[[ PROVIDED RECORDS, beginning ]]

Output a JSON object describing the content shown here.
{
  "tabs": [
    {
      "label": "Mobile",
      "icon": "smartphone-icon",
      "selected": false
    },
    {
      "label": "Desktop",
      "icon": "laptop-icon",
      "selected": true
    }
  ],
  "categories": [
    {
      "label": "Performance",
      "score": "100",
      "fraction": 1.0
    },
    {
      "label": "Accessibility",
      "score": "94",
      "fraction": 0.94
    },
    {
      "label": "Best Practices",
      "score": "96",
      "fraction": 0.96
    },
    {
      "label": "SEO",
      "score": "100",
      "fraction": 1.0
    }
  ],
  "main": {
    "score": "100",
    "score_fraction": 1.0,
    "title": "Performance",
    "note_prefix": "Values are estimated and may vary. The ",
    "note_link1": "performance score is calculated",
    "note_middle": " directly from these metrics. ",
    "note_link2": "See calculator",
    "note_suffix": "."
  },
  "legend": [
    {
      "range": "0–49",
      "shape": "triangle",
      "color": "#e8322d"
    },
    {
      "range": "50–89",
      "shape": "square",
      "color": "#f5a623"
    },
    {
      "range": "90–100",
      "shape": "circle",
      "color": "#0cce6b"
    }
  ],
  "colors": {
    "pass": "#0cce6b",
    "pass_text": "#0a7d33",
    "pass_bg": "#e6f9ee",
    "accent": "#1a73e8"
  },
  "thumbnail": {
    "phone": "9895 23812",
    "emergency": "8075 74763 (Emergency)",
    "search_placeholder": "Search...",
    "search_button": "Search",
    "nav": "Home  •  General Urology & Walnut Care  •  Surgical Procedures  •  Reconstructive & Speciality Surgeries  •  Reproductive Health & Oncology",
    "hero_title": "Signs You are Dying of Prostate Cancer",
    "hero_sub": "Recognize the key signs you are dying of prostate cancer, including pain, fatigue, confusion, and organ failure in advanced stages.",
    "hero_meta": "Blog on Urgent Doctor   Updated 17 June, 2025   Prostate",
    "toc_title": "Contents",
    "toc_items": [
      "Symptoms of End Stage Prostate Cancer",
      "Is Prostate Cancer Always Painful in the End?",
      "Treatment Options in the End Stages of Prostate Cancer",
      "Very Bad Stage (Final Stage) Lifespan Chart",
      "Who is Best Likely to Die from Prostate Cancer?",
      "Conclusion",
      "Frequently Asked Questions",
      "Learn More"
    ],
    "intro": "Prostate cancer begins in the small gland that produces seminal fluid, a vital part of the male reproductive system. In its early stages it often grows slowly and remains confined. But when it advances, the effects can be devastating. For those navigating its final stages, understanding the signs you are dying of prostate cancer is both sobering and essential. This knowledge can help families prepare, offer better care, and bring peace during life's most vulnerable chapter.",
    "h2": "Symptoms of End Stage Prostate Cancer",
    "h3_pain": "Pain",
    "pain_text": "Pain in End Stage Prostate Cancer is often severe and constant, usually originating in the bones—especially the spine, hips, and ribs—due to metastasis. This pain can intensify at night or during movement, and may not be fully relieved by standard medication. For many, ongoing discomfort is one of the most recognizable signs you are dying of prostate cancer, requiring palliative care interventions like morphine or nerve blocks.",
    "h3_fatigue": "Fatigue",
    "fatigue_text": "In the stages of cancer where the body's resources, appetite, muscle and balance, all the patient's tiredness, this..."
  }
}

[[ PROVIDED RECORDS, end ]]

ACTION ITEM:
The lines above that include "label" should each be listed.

SOLUTION FOR THIS PROBLEM:
      "label": "Mobile",
      "label": "Desktop",
      "label": "Performance",
      "label": "Accessibility",
      "label": "Best Practices",
      "label": "SEO",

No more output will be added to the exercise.